» **TASK BRIEF**: Whenever "heart" appears in a line of the entries below, that line counts; give the total only.

» **Entries taken from a collection**:

※

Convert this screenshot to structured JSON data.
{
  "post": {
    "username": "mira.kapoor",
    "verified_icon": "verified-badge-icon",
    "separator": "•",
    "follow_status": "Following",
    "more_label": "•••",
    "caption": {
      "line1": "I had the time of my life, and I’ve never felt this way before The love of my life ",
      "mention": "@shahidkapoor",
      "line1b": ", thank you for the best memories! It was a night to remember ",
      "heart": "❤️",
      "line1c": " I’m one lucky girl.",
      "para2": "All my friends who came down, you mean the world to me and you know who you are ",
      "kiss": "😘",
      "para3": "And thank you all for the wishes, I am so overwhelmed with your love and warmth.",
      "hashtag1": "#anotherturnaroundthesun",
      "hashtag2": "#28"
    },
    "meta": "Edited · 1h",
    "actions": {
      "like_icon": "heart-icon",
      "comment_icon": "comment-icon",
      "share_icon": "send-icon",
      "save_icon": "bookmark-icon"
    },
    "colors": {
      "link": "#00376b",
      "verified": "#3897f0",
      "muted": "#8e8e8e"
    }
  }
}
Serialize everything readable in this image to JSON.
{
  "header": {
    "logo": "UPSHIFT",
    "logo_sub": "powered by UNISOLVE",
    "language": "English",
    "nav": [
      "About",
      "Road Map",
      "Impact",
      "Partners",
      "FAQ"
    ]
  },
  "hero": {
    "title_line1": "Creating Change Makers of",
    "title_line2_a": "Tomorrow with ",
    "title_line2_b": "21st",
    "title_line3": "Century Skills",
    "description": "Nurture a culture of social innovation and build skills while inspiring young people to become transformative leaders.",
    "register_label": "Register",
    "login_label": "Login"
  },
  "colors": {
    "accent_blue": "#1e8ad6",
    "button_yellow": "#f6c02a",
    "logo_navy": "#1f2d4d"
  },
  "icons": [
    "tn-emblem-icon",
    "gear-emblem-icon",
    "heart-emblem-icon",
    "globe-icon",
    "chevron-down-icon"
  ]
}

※

» **ANSWER TO THIS EXERCISE**: 3